I don’t remember the first time I was at Adele’s, but I remember the last.
It was March 27 for a dinner with my beloved Indy team in the back room where so many major Carson City deals had been consummated, so much secret Nevada history made. I had no idea it would be my final meal at one of my favorite restaurants in the world, one I had grown to love, one that has so many cherished memories.
But it was.
A few hours after we left the iconic capital eatery, a fire broke out in a laundry room, causing smoke damage to the restaurant proper and shuttering Cafe at Adele’s, as it is formally known. After several attempts to sell it and after months of haggling with their insurance company, Charlie and Karen Abowd have decided not to reopen a place that gave so much pleasure to so many.
“We have to think of ourselves,” Charlie told me Saturday morning. “The restaurant was for sale. We were looking to retire anyhow.”
And he added: “There are so many memories, so many big events. We have seen children grow up, become adults and then seen their children. All of that is heartbreaking, but at some point in your life, you have to think about Charlie and Karen.”
It’s obviously bittersweet for the Abowds, who 24 years ago took over the restaurant from his parents – Paul, a chef in his 90s now who still goes into work every day at The Stone House Cafe in Reno, and Adele, for whom the place is named and who passed away almost two decades ago.
“It’s a big burden off of us,” Charlie said. “It’s been a horrific experience, dealing with this insurance company. Now we can move on with our lives.”
And, he said, with his 69th birthday coming next year, “I just don’t have it anymore. I would have to start from scratch.”
The announcement, inevitable as it may have been for some time, still filled me with waves of sadness and wistfulness as a cavalcade of memories rushed back. From my first legislative session in 1987 until this year, I had been there dozens upon dozens of times, first as any old customer and eventually as someone who felt like Norm in “Cheers” when I walked in, where everybody knew my name. And I was far from alone. Charlie and Karen and their incomparable staff made so many patrons feel at home inside the beautiful décor of the 1864 Victorian mansion.

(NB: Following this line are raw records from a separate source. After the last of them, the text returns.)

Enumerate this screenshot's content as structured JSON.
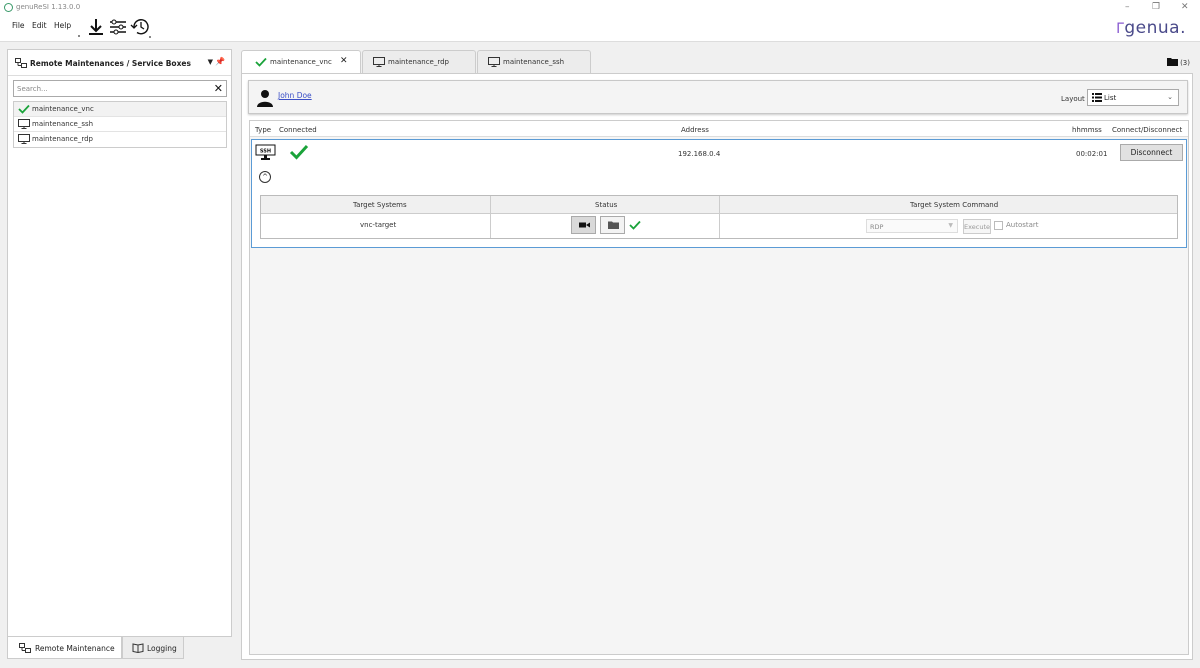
{
  "window": {
    "title": "genuReSI 1.13.0.0",
    "minimize": "–",
    "restore": "❐",
    "close": "✕"
  },
  "menu": [
    "File",
    "Edit",
    "Help"
  ],
  "toolbar": {
    "icons": [
      "download-icon",
      "settings-sliders-icon",
      "history-icon"
    ]
  },
  "logo": {
    "text": "genua."
  },
  "left_panel": {
    "title": "Remote Maintenances / Service Boxes",
    "search_placeholder": "Search...",
    "items": [
      {
        "label": "maintenance_vnc",
        "icon": "check-icon",
        "selected": true
      },
      {
        "label": "maintenance_ssh",
        "icon": "monitor-icon",
        "selected": false
      },
      {
        "label": "maintenance_rdp",
        "icon": "monitor-icon",
        "selected": false
      }
    ],
    "bottom_tabs": [
      {
        "label": "Remote Maintenance",
        "active": true
      },
      {
        "label": "Logging",
        "active": false
      }
    ]
  },
  "tabs": [
    {
      "label": "maintenance_vnc",
      "icon": "check-icon",
      "active": true
    },
    {
      "label": "maintenance_rdp",
      "icon": "monitor-icon",
      "active": false
    },
    {
      "label": "maintenance_ssh",
      "icon": "monitor-icon",
      "active": false
    }
  ],
  "folder_count": "(3)",
  "user": {
    "name": "John Doe"
  },
  "layout": {
    "label": "Layout",
    "value": "List"
  },
  "connections": {
    "headers": {
      "type": "Type",
      "connected": "Connected",
      "address": "Address",
      "time": "hhmmss",
      "action": "Connect/Disconnect"
    },
    "rows": [
      {
        "type": "SSH",
        "address": "192.168.0.4",
        "time": "00:02:01",
        "action_label": "Disconnect",
        "targets": {
          "headers": {
            "systems": "Target Systems",
            "status": "Status",
            "command": "Target System Command"
          },
          "rows": [
            {
              "system": "vnc-target",
              "command": "RDP",
              "execute": "Execute",
              "autostart": "Autostart"
            }
          ]
        }
      }
    ]
  },
  "colors": {
    "accent_check": "#1aa33a",
    "link": "#3b4fc7",
    "selection_border": "#5b9bd5"
  }
}
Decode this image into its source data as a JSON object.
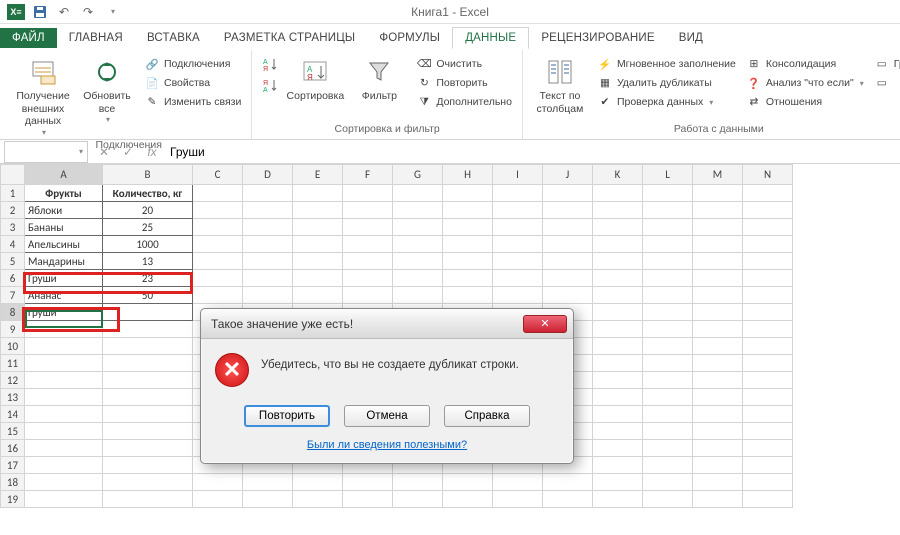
{
  "app": {
    "title": "Книга1 - Excel"
  },
  "qat": {
    "save": "💾",
    "undo": "↶",
    "redo": "↷"
  },
  "tabs": {
    "file": "ФАЙЛ",
    "home": "ГЛАВНАЯ",
    "insert": "ВСТАВКА",
    "layout": "РАЗМЕТКА СТРАНИЦЫ",
    "formulas": "ФОРМУЛЫ",
    "data": "ДАННЫЕ",
    "review": "РЕЦЕНЗИРОВАНИЕ",
    "view": "ВИД",
    "active": "data"
  },
  "ribbon": {
    "connections": {
      "getdata": "Получение\nвнешних данных",
      "refresh": "Обновить\nвсе",
      "connections": "Подключения",
      "properties": "Свойства",
      "editlinks": "Изменить связи",
      "label": "Подключения"
    },
    "sortfilter": {
      "sortA": "А↓",
      "sortZ": "А↑",
      "sort": "Сортировка",
      "filter": "Фильтр",
      "clear": "Очистить",
      "reapply": "Повторить",
      "advanced": "Дополнительно",
      "label": "Сортировка и фильтр"
    },
    "datatools": {
      "t2c": "Текст по\nстолбцам",
      "flash": "Мгновенное заполнение",
      "dup": "Удалить дубликаты",
      "valid": "Проверка данных",
      "consol": "Консолидация",
      "whatif": "Анализ \"что если\"",
      "rel": "Отношения",
      "gr": "Гр",
      "label": "Работа с данными"
    }
  },
  "formula_bar": {
    "name": "",
    "fx": "fx",
    "value": "Груши"
  },
  "columns": [
    "A",
    "B",
    "C",
    "D",
    "E",
    "F",
    "G",
    "H",
    "I",
    "J",
    "K",
    "L",
    "M",
    "N"
  ],
  "sheet": {
    "headers": {
      "a": "Фрукты",
      "b": "Количество, кг"
    },
    "rows": [
      {
        "a": "Яблоки",
        "b": "20"
      },
      {
        "a": "Бананы",
        "b": "25"
      },
      {
        "a": "Апельсины",
        "b": "1000"
      },
      {
        "a": "Мандарины",
        "b": "13"
      },
      {
        "a": "Груши",
        "b": "23"
      },
      {
        "a": "Ананас",
        "b": "50"
      },
      {
        "a": "Груши",
        "b": ""
      }
    ],
    "active_cell": "A8"
  },
  "dialog": {
    "title": "Такое значение уже есть!",
    "msg": "Убедитесь, что вы не создаете дубликат строки.",
    "retry": "Повторить",
    "cancel": "Отмена",
    "help": "Справка",
    "feedback": "Были ли сведения полезными?"
  }
}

How fondly I remember sitting at the bar and having Mark Nadreau give me the most generous Glenlivet pour imaginable or settling in on one of those comfortable couches and having Mark’s wife, Ellen, bring it to me. Mark and Ellen epitomized Adele’s staff, which provided impeccable service along with a diverse menu and, of course, the long list of specials that Ellen and every other member of the wait staff recited from memory each evening for all who would come to appreciate Charlie’s world-class culinary creations.
You could get up to wander around and run into legislators being wined and dined by lobbyists (although that had diminished in recent years with new disclosure laws). I picked up so many stories just walking from my table to the restroom during the years – it truly was The After Hours Legislative Building.
One of my favorite Carson City memories was the one night that two legends, Speaker Joe Dini and Senate Majority Leader Bill Raggio, neither of whom frequented Adele’s, both showed up. There they were, Mr. Speaker and Sir Bill, celebrating the end of session on the patio that was so wonderful for dining when the weather permitted. (Damn, I need to find that picture I have of them.)
The Adele’s experience was ineffable; you really had to be there. And while there are other fine Carson City restaurants, there will never be another Adele’s.
Charlie informed the staff on Tuesday that Adele’s would not reopen, giving them four months pay and benefits as severance. He told his father, whose 92nd birthday he had to miss last year because of work. “He’s heartbroken,” Charlie told me. “There’s no doubt about it.”
There is a silver lining, though.
“For so many years, we always put people in front of us,” Charlie said. “For the last six months, I have been able to participate in my children’s life, my grandchildren’s life, spend time with my wife. It feels good. Last night, I got to see my grandson play football.”
Charlie said he believes the property will sell, but it won’t be a restaurant again.
“We have been talking to a couple of different operators,” he told me. “I don’t see it opening as restaurant. One idea being tossed around is a mixed-use commercial building.”
Charlie says he and Karen can’t afford to fully retire and will remain active in the Carson City community. “I’ve got a mobile kitchen,” he said. “You may just see me out in front of the Legislature with hot dogs or tacos.”
I am happy for Charlie and Karen, who can now enjoy their lives, their families, each other. But as much as he sounded relieved, Charlie won’t be able to let go that easily.
When he answered the phone Saturday morning, Charlie’s first words were his usual greeting: “This is Charlie at Adele’s.”
10/6/19 at 10:05 a.m. — Raggio’s biographer, Michael Archer, helpfully sent a photo of Dini and Raggio from the evening I was thinking of: